The people of Newfoundland and Labrador have a reputation for being kind; warm and welcoming, fun-loving, and hilarious to the core, they are also noted for their natural creativity, unique language, and storytelling ability. In Newfoundland, agriculture is limited to the areas south of St. John’s, Cormack, Wooddale, Musgravetown, and the Codroy Valley. For local consumption, potatoes, rutabagas, turnips, carrots, and cabbage are farmed. Poultry and eggs are also produced on the premises. The Provincial Museum, Art Gallery, and Archives are all situated in a massive edifice known as The Rooms in St. John’s and are run by the Department of Tourism, Culture, and Recreation.

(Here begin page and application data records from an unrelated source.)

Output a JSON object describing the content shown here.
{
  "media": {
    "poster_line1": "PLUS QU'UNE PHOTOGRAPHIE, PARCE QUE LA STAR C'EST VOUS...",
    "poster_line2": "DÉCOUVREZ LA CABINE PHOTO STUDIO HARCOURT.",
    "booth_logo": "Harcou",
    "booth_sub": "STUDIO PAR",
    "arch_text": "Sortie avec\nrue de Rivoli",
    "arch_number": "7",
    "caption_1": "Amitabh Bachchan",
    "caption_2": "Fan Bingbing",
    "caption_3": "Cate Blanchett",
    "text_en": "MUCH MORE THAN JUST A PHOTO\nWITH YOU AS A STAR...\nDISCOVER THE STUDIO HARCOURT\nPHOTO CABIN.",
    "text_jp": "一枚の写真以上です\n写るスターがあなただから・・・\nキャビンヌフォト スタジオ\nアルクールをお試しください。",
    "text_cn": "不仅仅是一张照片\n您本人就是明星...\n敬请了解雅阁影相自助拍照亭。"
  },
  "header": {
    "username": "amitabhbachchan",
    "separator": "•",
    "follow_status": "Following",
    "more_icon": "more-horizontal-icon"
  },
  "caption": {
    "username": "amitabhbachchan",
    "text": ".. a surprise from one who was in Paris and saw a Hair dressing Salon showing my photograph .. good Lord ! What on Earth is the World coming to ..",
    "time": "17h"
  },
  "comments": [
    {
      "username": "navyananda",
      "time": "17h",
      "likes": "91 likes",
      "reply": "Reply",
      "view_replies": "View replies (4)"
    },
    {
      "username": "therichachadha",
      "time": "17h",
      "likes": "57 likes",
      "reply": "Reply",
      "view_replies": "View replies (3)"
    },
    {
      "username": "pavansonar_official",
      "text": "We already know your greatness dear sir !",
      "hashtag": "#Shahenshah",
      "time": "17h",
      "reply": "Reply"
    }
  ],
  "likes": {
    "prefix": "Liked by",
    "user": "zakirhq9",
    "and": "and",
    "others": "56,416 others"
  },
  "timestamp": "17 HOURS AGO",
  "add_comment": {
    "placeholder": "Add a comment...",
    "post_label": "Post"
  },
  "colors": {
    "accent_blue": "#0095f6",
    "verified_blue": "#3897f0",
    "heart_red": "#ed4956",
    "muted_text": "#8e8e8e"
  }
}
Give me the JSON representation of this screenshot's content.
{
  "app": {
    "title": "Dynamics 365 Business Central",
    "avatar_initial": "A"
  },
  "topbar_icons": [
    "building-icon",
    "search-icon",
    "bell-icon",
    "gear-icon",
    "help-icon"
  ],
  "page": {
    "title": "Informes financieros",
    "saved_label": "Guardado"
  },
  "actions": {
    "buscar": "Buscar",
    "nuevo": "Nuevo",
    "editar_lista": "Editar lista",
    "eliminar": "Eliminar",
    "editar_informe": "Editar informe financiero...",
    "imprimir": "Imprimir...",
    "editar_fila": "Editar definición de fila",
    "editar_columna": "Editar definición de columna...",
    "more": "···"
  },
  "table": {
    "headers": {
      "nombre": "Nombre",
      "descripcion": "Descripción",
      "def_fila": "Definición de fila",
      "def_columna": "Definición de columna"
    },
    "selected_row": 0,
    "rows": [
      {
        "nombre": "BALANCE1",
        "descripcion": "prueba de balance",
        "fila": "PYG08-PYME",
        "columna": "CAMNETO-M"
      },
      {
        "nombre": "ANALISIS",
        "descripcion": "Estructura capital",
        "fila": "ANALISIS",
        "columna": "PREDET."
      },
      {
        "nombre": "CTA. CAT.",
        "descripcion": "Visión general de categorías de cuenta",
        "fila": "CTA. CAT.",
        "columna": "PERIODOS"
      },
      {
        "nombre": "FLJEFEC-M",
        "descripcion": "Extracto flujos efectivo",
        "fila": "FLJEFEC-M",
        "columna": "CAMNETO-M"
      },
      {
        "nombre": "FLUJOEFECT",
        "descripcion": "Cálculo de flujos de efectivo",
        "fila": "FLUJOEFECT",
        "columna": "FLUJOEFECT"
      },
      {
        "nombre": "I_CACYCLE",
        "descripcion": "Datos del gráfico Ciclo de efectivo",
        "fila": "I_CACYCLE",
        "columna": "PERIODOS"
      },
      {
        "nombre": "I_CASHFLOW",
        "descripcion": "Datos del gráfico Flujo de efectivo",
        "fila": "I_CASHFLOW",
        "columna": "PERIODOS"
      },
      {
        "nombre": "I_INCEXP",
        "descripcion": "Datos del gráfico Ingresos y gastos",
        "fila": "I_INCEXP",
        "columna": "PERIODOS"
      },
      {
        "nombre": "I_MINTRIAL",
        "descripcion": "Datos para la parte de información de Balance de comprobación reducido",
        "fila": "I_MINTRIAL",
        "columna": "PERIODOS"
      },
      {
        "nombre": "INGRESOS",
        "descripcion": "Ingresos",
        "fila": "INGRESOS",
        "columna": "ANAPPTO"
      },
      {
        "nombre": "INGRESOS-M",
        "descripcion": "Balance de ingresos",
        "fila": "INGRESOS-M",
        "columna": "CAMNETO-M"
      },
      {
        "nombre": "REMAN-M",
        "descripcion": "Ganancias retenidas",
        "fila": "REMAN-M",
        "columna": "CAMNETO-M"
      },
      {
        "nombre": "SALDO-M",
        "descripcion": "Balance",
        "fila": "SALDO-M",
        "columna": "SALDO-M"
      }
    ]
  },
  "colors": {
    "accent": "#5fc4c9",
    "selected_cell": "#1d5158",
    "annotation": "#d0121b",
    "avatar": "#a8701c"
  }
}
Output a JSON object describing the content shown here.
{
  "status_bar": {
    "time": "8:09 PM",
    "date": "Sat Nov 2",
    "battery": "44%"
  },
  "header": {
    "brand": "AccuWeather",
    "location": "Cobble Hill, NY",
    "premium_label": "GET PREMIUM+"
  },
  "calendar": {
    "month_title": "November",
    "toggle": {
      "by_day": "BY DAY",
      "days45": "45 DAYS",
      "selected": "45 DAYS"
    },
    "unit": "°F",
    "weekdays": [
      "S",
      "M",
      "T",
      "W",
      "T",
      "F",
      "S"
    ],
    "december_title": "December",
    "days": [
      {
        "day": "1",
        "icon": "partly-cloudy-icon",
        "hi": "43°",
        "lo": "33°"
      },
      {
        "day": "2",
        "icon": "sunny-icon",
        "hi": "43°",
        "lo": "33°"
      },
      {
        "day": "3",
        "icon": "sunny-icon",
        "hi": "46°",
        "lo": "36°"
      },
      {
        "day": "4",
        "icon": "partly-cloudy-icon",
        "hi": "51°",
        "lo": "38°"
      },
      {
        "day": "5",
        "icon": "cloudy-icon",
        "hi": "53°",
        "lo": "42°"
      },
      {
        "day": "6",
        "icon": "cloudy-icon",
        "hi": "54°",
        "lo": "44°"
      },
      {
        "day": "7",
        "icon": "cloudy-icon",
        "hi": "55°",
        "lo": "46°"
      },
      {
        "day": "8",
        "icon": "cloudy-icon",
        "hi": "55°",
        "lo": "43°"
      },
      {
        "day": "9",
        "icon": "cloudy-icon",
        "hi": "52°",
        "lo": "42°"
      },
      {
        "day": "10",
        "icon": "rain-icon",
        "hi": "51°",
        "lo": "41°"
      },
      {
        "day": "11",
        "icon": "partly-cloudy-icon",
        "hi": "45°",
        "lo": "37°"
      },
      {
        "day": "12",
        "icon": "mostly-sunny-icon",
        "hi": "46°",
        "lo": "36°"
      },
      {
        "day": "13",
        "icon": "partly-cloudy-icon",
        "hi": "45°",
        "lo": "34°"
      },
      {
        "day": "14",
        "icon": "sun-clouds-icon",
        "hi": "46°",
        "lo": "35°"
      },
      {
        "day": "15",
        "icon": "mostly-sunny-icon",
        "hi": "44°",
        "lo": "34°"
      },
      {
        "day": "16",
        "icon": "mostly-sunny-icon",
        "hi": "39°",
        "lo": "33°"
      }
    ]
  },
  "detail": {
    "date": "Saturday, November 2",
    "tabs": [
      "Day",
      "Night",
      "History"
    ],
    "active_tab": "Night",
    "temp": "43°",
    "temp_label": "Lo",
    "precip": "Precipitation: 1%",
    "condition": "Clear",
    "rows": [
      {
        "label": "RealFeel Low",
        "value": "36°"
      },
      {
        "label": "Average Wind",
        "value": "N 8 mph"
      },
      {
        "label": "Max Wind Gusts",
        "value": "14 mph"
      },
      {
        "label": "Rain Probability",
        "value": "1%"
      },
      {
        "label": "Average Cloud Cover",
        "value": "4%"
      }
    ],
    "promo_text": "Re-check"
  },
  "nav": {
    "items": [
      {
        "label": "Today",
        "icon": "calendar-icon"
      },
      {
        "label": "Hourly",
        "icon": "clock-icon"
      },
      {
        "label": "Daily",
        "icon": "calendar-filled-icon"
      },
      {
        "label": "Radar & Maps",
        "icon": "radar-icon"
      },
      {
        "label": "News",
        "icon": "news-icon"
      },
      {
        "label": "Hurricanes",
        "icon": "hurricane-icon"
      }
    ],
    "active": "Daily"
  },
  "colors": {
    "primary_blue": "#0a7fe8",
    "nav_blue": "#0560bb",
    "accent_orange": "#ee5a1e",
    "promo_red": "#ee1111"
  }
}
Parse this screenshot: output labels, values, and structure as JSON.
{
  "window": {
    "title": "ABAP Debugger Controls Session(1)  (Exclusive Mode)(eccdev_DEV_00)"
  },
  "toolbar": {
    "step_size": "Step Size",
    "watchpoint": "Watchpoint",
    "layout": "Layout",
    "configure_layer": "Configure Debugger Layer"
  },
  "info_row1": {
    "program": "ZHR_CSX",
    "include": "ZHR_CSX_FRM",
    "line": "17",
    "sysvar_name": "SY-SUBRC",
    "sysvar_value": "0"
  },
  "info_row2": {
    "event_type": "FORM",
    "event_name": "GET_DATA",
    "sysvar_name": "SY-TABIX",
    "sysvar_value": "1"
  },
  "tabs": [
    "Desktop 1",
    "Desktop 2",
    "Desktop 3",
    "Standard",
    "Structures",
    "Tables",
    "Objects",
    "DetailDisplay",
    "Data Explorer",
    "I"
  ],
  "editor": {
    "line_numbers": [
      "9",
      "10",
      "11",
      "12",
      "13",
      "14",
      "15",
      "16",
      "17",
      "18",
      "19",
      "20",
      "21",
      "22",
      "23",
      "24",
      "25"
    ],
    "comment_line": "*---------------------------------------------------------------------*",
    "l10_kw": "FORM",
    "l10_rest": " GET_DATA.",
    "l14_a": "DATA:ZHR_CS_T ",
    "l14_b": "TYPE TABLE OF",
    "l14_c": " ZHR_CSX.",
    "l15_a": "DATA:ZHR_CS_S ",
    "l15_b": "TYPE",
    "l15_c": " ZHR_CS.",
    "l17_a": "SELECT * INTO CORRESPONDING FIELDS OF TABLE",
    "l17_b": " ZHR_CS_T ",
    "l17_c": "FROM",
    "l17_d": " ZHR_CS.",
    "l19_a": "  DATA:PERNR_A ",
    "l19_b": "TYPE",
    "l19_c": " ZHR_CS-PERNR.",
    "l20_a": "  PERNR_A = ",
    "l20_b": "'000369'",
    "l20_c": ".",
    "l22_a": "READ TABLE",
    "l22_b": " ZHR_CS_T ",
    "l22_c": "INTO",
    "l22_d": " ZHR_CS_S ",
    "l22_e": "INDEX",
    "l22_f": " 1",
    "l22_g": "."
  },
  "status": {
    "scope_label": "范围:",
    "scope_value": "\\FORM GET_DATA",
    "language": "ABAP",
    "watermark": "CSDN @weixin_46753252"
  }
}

Other communities in the province have smaller museums and cultural centers. The months of June-September, which are the hottest of the year and have the most daylight hours, are the busiest for tourism. L’Anse aux Meadows National Historic Site, which maintains the location of a documented Norse village that is the first known European settlement in North America and was designated a UNESCO World Heritage site in 1978, reflects the province’s history.